Over the 3-year exposure window, 20.0% of participants (n=18,238) experienced a ≥30% decrease in UACR, 52.6% (n=48,008) had a stable UACR, and 27.5% (n=25,073) experienced a ≥30% increase in UACR. Four point six percent of participants (n=4246) experienced a 30% increase in eGFR, 90.3% (n=82,477) had stable eGFR, and 5.0% (n=4596) experienced a ≥30% decrease in eGFR.

Those in the group with greater increases in UACR were more likely to be older and to have a lower baseline eGFR and UACR, a history of cardiovascular disease, and more use of renin-angiotensin system (RAS) blockade and other antihypertensive medication (all P<.001). Those with greater decreases in eGFR were older, had higher baseline UACR and blood pressure, and were more likely to have a history of cardiovascular disease and greater use of RAS blockade and other antihypertensive medications (all P<.001).

There was an association between increases in UACR and greater risks of advanced CKD and kidney failure. Compared with those with stable UACR, the hazard ratios (HRs) for a ≥30% increase in UACR were 1.78 (95% confidence interval [CI], 1.59-1.98) for advanced CKD and 4.16 (95% CI, 2.74-6.32) for kidney failure. There were also associations between reductions in UACR and a decreased risk of kidney outcomes: the HRs for a ≥30% decrease in UACR were 0.77 (95% CI, 0.68-0.87) for advanced CKD and 0.46 (95% CI, 0.26-0.84) for kidney failure. There were associations between increases and decreases in UACR and greater and lesser risk of cardiovascular disease and all-cause mortality, respectively; the magnitude of those associations was smaller than those for kidney outcomes.

There were strong associations between decreases in eGFR and the risk of advanced CKD and kidney failure. The HRs for a ≥30% decrease in eGFR for advanced CKD and kidney failure were 7.53 (95% CI, 6.70-8.445) and 5.09 (95% CI, 3.27-7.92), respectively. Increases in eGFR were associated with substantially lower risk of advanced CKD and kidney failure. Decreases in eGFR were associated with a risk for cardiovascular disease and all-cause mortality that was lower than the risk for kidney outcomes. There were no associations between increases in eGFR and lower risk of cardiovascular disease. Both increases and decreases in eGFR were associated with greater risk of all-cause mortality.
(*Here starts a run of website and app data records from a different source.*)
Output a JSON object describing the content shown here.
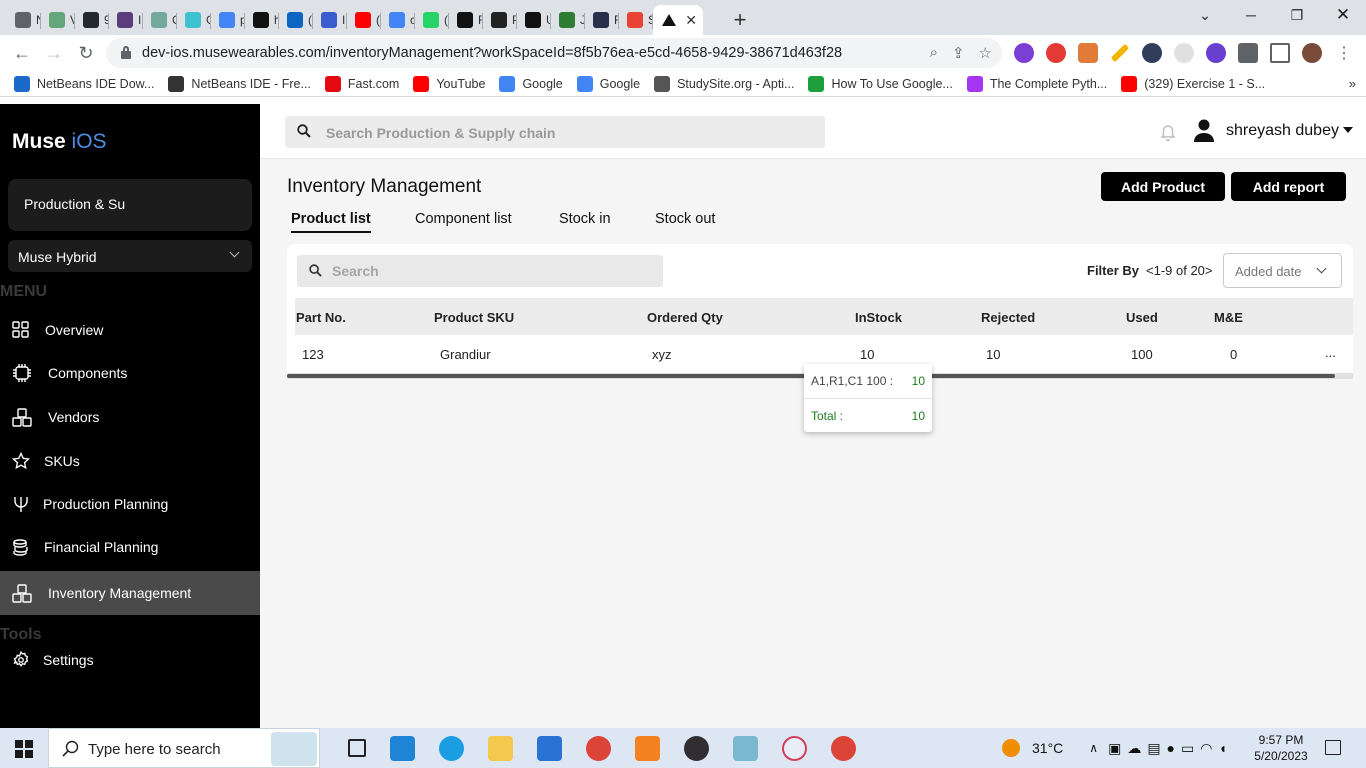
{
  "browser": {
    "tabs": [
      {
        "label": "Ne",
        "color": "#5f6368"
      },
      {
        "label": "Vik",
        "color": "#64a77a"
      },
      {
        "label": "93",
        "color": "#24292f"
      },
      {
        "label": "Int",
        "color": "#5c3c7a"
      },
      {
        "label": "CS",
        "color": "#74aa9c"
      },
      {
        "label": "Gla",
        "color": "#3ec2cf"
      },
      {
        "label": "po",
        "color": "#4285f4"
      },
      {
        "label": "htt",
        "color": "#111111"
      },
      {
        "label": "(17",
        "color": "#0a66c2"
      },
      {
        "label": "Ins",
        "color": "#3b5ccf"
      },
      {
        "label": "(18",
        "color": "#ff0000"
      },
      {
        "label": "crc",
        "color": "#4285f4"
      },
      {
        "label": "(2)",
        "color": "#25d366"
      },
      {
        "label": "Frc",
        "color": "#111111"
      },
      {
        "label": "PR",
        "color": "#222222"
      },
      {
        "label": "Us",
        "color": "#111111"
      },
      {
        "label": "Jav",
        "color": "#2f7d32"
      },
      {
        "label": "Re",
        "color": "#28304a"
      },
      {
        "label": "Se",
        "color": "#ea4335"
      }
    ],
    "active_tab_close": "✕",
    "new_tab": "+",
    "url": "dev-ios.musewearables.com/inventoryManagement?workSpaceId=8f5b76ea-e5cd-4658-9429-38671d463f28",
    "bookmarks": [
      {
        "label": "NetBeans IDE Dow...",
        "color": "#1b6ac9"
      },
      {
        "label": "NetBeans IDE - Fre...",
        "color": "#333333"
      },
      {
        "label": "Fast.com",
        "color": "#e50914"
      },
      {
        "label": "YouTube",
        "color": "#ff0000"
      },
      {
        "label": "Google",
        "color": "#4285f4"
      },
      {
        "label": "Google",
        "color": "#4285f4"
      },
      {
        "label": "StudySite.org - Apti...",
        "color": "#555555"
      },
      {
        "label": "How To Use Google...",
        "color": "#1e9e3a"
      },
      {
        "label": "The Complete Pyth...",
        "color": "#a435f0"
      },
      {
        "label": "(329) Exercise 1 - S...",
        "color": "#ff0000"
      }
    ],
    "bookmarks_more": "»"
  },
  "sidebar": {
    "brand_main": "Muse",
    "brand_accent": "iOS",
    "workspace_card": "Production & Su",
    "workspace_select": "Muse Hybrid",
    "menu_heading": "MENU",
    "tools_heading": "Tools",
    "items": [
      {
        "label": "Overview",
        "icon": "grid-icon"
      },
      {
        "label": "Components",
        "icon": "chip-icon"
      },
      {
        "label": "Vendors",
        "icon": "vendors-icon"
      },
      {
        "label": "SKUs",
        "icon": "star-icon"
      },
      {
        "label": "Production Planning",
        "icon": "trident-icon"
      },
      {
        "label": "Financial Planning",
        "icon": "coins-icon"
      },
      {
        "label": "Inventory Management",
        "icon": "boxes-icon"
      }
    ],
    "settings_label": "Settings"
  },
  "topbar": {
    "search_placeholder": "Search Production & Supply chain",
    "username": "shreyash dubey"
  },
  "page": {
    "title": "Inventory Management",
    "add_product": "Add Product",
    "add_report": "Add report",
    "tabs": [
      "Product list",
      "Component list",
      "Stock in",
      "Stock out"
    ],
    "search_placeholder": "Search",
    "filter_label": "Filter By",
    "pager": "<1-9 of 20>",
    "sort_value": "Added date",
    "columns": [
      "Part No.",
      "Product SKU",
      "Ordered Qty",
      "InStock",
      "Rejected",
      "Used",
      "M&E"
    ],
    "rows": [
      {
        "part_no": "123",
        "sku": "Grandiur",
        "ordered": "xyz",
        "instock": "10",
        "rejected": "10",
        "used": "100",
        "me": "0",
        "more": "..."
      }
    ],
    "popover": {
      "location_key": "A1,R1,C1 100 :",
      "location_val": "10",
      "total_key": "Total :",
      "total_val": "10"
    }
  },
  "taskbar": {
    "search_placeholder": "Type here to search",
    "temperature": "31°C",
    "time": "9:57 PM",
    "date": "5/20/2023"
  }
}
Compared with participants with stable UACR and eGFR, there was an association between a combined increase in UACR and eGFR and increased risk of kidney, cardiovascular, and mortality outcomes. The magnitude of the association was greatest for kidney outcomes. Compared with participants with stable values, the HR for a combined increase in UACR and a decrease in eGFR for advanced CKD was 15.15 (95% CI, 12.43-18.46). The corresponding HR for kidney failure was 16.68 (95% CI, 7.80-35.69).

Combined changes in UACR and eGFR improved the discrimination of advanced CKD better than either alone; the magnitude of the improvement was greater when change in eGFR was added. Combined exposure changes also improved discrimination for kidney failure better than either alone. Combined changes in UACR and eGFR also provided statistically significant improvements in discrimination for cardiovascular disease and all-cause mortality; the changes were of smaller magnitude than those for kidney outcomes.

Limitations to the study cited by the authors included possible selection bias, the relatively small proportion of participants without diabetes, and very few kidney failure events.

In summary, the researchers said, “In a large-scale general population, the combination of increased UACR and decreased eGFR was strongly associated with risk of advanced CKD. Further assessment of combined changes in UACR and eGFR as an alternative outcome for kidney failure in trials of CKD progression is warranted.”

Takeaway Points

  1. Results of an observational cohort study to test the hypothesis that combined changes in urinary albumin-creatinine ratio (UACR) and estimated glomerular filtration rate (eGFR) predict advanced kidney disease better than either alone.
  2. There was a strong association between an increase in UACR and a decrease in eGFR with the risk of advanced chronic kidney disease.
  3. The combination of changes in UACR and eGFR predicted kidney outcomes better than either alone.